Martinez testified that after he crossed Cermak, he saw Agent Louis Gade in an official vehicle on 50th Avenue, about half a block, 200 feet, south of Cermak driving north toward Martinez. (DSMF ¶ 17, Ex. 1 (Martinez Deposition) at 43-44.) Martinez stayed on the corner for only two seconds and then turned left and ran approximately five steps east on Cermak. (DSMF ¶ 18, Ex. 1 (Martinez Deposition) at 47, lines 3-13.) After, by his estimate, five steps, an agent Martinez could not identify grabbed him from behind. (Id., lines 11-15.) Martinez claims that he saw the agent, knew he was being arrested, raised his arms to submit, and then put them behind his back so that he could be handcuffed. But, according to Martinez, the agent did not want to arrest him, he wanted to hurt him, and painfully twisted Martinez's arm, and then threw him to the ground. (DSMF ¶ 19, Ex. 1 (Martinez Deposition) at 26, lines 14-20; 47, lines 21-25.) Martinez claims he was on the ground for approximately 10 seconds, until handcuffs were put on him, and that during these seconds numerous other officers arrived. (DSMF ¶ 20, Ex. 1 (Martinez Deposition) at 48, lines 13-20.) Martinez claims that during the approximately 10 seconds that he was on the ground, other unidentified officers kicked him in the side and the head. Martinez testified that he did not know how many agents arrived and that he was not able to see them or identify who allegedly kicked him. (DSMF ¶ 21, Ex. 1 (Martinez Deposition) at 51, lines 18; Id. lines 3-10.)

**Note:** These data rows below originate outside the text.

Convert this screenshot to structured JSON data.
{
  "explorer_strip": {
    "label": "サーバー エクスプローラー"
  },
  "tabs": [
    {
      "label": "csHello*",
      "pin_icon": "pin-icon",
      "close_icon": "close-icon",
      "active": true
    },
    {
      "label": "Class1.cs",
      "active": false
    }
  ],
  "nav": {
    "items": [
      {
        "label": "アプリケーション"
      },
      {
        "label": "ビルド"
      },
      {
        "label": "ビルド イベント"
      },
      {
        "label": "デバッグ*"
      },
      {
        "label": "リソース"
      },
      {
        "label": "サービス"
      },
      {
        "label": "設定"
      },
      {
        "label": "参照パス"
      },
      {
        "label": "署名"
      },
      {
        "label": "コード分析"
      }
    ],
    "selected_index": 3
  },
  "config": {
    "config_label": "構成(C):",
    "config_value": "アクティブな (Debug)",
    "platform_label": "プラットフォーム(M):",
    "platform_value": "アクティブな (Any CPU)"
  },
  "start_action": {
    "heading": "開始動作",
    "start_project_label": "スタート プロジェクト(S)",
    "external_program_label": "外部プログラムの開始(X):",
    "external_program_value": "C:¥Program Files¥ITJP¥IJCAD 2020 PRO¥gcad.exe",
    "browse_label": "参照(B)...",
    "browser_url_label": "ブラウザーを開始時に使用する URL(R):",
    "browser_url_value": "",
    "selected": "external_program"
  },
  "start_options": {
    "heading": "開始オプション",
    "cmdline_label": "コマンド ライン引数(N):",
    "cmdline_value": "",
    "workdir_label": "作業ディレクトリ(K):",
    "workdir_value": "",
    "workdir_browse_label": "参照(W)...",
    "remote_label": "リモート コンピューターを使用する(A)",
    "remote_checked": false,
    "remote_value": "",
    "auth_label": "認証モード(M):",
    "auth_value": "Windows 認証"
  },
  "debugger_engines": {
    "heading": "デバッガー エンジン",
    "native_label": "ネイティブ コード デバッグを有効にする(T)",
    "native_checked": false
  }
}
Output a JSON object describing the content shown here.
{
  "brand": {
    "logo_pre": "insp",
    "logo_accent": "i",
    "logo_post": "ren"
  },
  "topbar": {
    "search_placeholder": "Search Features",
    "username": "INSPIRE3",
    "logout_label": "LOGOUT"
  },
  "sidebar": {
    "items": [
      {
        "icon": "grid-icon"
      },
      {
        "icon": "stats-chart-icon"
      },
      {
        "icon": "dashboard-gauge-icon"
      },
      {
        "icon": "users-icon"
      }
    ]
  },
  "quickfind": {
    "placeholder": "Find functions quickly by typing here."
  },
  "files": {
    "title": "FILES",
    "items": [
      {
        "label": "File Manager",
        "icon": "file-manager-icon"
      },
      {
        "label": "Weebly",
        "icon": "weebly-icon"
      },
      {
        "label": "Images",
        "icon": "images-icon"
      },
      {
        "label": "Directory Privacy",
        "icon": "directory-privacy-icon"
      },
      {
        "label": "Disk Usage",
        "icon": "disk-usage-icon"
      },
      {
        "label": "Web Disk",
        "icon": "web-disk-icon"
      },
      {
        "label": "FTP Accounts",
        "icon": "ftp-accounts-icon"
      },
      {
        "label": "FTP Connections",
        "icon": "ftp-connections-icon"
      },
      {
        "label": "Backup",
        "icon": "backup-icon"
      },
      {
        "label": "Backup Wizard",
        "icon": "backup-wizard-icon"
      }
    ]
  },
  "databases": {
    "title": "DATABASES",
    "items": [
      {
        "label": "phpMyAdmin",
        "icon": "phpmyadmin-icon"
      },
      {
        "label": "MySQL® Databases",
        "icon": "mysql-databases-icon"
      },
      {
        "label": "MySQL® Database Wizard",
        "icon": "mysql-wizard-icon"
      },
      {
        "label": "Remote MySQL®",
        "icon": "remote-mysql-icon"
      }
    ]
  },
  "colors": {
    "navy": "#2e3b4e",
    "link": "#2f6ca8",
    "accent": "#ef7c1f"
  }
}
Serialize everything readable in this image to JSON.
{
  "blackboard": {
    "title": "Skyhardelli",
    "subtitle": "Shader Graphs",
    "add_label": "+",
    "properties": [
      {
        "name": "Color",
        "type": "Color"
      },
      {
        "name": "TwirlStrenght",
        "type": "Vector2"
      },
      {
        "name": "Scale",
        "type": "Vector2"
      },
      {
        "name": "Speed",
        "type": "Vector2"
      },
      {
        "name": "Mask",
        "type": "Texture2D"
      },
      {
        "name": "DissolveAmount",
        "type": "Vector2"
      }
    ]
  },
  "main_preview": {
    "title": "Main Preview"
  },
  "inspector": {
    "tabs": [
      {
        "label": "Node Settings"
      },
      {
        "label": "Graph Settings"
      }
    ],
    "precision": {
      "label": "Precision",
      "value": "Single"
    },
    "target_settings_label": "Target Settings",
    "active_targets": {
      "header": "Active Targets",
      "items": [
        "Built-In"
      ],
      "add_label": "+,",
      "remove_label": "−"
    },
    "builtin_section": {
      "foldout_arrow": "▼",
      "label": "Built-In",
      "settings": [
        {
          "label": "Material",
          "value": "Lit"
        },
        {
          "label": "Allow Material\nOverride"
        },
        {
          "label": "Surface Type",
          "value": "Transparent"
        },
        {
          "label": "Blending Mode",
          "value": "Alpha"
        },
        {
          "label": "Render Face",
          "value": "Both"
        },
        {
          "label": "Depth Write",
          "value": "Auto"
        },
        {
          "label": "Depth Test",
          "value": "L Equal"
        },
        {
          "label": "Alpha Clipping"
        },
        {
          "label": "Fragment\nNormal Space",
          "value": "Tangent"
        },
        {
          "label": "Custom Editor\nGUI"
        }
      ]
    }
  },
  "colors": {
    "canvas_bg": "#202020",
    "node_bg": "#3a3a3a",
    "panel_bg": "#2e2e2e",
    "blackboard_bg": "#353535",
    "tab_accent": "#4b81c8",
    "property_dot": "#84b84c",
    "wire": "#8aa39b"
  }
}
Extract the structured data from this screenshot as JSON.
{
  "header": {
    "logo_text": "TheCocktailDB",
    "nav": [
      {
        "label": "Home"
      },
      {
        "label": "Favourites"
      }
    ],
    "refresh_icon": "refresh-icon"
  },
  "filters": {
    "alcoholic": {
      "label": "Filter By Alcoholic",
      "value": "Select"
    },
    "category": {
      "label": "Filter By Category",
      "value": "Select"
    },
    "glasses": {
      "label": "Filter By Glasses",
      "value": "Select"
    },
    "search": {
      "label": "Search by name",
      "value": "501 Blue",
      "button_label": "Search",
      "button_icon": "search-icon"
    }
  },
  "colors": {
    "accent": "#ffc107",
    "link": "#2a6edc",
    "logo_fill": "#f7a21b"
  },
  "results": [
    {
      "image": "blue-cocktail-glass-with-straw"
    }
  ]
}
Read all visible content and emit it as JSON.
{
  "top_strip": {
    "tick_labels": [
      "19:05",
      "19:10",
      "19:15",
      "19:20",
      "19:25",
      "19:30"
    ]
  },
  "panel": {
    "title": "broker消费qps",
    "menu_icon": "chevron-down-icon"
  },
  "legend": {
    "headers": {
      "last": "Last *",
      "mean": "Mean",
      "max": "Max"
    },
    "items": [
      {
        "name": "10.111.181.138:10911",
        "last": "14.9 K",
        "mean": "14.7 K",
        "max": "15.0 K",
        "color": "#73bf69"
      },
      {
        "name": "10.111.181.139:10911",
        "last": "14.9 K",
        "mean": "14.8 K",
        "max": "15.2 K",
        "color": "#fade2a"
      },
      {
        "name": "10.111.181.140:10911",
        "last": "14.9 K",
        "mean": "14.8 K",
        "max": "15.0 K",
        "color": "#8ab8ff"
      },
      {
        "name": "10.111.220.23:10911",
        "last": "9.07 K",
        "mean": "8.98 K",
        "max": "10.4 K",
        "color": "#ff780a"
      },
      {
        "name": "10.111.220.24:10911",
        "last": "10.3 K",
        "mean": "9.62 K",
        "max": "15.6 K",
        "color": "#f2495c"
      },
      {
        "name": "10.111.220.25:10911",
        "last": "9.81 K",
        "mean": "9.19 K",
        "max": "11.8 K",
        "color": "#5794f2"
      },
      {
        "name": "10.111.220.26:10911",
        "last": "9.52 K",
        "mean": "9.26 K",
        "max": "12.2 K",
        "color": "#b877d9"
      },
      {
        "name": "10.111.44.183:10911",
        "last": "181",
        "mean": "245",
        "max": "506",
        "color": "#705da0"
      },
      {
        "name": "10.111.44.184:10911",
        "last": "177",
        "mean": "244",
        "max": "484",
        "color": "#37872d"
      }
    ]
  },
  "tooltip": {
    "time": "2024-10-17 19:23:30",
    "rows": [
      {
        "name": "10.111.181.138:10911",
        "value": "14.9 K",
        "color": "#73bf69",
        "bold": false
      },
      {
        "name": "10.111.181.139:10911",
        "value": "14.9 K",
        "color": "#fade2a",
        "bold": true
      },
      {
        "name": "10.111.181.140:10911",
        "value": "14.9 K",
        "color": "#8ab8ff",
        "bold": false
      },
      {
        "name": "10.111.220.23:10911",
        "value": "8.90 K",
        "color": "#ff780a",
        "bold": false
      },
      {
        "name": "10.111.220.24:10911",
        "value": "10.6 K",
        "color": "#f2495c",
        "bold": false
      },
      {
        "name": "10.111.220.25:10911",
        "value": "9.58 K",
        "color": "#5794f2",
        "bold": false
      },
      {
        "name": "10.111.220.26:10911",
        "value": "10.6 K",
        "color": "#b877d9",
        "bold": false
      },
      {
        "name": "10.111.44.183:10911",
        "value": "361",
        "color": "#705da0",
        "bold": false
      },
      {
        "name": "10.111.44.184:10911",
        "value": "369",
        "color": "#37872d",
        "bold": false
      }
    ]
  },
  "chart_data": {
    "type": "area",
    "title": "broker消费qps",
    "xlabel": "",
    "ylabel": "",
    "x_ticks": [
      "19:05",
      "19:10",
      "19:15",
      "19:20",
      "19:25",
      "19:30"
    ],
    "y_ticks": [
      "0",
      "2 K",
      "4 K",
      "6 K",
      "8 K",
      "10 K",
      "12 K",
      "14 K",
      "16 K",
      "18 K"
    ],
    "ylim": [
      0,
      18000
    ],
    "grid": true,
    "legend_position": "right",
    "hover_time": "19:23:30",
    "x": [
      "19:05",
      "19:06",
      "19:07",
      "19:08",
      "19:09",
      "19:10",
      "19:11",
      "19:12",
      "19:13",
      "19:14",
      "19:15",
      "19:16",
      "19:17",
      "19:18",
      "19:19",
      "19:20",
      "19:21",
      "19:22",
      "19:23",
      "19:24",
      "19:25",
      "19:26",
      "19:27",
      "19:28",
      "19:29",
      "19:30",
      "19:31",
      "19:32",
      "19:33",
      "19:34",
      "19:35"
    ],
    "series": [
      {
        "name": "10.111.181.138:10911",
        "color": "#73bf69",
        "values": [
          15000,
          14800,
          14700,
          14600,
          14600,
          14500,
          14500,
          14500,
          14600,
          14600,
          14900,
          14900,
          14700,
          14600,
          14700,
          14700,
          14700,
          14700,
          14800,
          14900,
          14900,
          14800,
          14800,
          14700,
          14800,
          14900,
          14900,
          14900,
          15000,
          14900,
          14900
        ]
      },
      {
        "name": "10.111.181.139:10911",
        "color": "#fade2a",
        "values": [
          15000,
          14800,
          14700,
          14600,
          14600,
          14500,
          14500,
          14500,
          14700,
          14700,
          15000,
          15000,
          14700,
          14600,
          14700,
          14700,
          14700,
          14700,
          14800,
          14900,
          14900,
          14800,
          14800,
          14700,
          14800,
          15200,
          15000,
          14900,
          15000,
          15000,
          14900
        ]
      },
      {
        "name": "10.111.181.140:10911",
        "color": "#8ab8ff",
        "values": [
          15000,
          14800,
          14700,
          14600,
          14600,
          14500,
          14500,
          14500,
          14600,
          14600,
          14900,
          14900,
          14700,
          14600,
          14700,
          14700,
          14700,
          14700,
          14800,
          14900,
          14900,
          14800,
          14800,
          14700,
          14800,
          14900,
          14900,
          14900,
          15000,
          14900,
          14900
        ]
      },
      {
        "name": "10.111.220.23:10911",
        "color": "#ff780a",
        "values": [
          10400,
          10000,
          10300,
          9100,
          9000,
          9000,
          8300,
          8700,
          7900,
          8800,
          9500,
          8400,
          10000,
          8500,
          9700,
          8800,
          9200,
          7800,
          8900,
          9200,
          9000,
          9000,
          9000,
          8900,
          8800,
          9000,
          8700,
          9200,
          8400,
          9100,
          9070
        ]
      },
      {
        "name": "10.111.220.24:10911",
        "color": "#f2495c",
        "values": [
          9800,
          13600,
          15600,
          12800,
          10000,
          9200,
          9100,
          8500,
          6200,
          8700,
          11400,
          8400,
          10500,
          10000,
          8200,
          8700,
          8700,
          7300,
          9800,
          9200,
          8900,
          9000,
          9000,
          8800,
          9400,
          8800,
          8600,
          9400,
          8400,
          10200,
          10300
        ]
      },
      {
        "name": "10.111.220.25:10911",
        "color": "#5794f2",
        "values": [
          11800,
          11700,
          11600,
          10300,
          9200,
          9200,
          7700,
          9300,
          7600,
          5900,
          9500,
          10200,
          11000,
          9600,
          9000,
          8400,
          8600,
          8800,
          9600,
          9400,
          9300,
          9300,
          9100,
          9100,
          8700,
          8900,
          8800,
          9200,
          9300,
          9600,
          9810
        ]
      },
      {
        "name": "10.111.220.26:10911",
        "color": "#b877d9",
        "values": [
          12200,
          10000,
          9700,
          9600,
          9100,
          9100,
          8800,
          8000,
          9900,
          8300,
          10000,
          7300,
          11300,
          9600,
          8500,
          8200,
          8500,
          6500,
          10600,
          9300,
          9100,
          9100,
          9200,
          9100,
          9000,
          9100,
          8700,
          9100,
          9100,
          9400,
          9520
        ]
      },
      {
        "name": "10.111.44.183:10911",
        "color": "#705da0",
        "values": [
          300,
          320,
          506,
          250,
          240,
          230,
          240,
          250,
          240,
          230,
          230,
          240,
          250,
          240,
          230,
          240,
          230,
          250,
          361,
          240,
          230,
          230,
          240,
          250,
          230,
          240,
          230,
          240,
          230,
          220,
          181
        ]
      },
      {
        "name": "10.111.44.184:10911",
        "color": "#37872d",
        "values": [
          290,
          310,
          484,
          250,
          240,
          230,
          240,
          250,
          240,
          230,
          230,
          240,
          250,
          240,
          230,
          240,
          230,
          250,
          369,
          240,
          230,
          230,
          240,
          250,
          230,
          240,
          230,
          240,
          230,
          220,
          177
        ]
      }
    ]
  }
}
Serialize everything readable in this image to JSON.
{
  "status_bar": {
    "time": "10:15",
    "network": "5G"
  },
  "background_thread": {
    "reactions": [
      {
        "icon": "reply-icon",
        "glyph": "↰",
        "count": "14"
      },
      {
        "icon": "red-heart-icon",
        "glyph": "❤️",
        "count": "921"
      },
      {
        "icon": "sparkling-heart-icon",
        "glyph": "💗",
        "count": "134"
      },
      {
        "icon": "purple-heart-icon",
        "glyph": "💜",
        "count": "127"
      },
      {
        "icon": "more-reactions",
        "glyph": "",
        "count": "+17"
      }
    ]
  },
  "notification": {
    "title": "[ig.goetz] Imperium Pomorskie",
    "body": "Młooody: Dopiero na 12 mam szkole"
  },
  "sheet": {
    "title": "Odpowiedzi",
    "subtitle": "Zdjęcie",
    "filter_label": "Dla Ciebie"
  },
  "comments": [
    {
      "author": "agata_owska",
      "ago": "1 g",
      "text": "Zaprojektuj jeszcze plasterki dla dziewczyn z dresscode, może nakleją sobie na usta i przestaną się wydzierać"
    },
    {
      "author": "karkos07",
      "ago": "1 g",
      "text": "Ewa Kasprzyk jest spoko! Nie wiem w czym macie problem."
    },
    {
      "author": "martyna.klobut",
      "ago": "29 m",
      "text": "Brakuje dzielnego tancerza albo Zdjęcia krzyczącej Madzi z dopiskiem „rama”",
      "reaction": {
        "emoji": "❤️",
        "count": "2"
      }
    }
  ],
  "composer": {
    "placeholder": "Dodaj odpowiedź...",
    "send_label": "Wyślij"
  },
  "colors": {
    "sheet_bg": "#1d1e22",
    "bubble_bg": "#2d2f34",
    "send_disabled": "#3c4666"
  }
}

Further, according to Martinez's account, as soon as the handcuffs were on, someone ordered him to stand up against the fence. (DSMF ¶ 22, Ex. 1 (Martinez Deposition) at 51, lines 24-25.) Then someone, Martinez could not see who, banged his head against the fence five times. (Id. at 48, lines 21-25; 49, lines 1-4, 14-15.) Martinez testified that he was then left at the fence for some seconds, during which his face was bleeding. After that, unidentified DEA agents turned him around and saw that he had injured his face. (DSMF ¶ 23, Ex. 1 (Martinez Deposition) at 49, lines 9-13, 17-19, 21-22.)
It was at this time, after all of the alleged injuries were completed, that Martinez saw Agent Gade for the first time since he had seen him in the car driving north on 50th Avenue. (DSMF ¶ 24, Ex. 1 (Martinez Deposition ) at 53, lines 6-14.) When Martinez turned around, he saw that Agent Gade was among the numerous agents present. Gade administered first aid to Martinez, using a piece of paper to assuage the bleeding on Martinez's face. (Id. at 52, lines 19-23; 53, lines 15-17.) According to Martinez's own account, from the time ...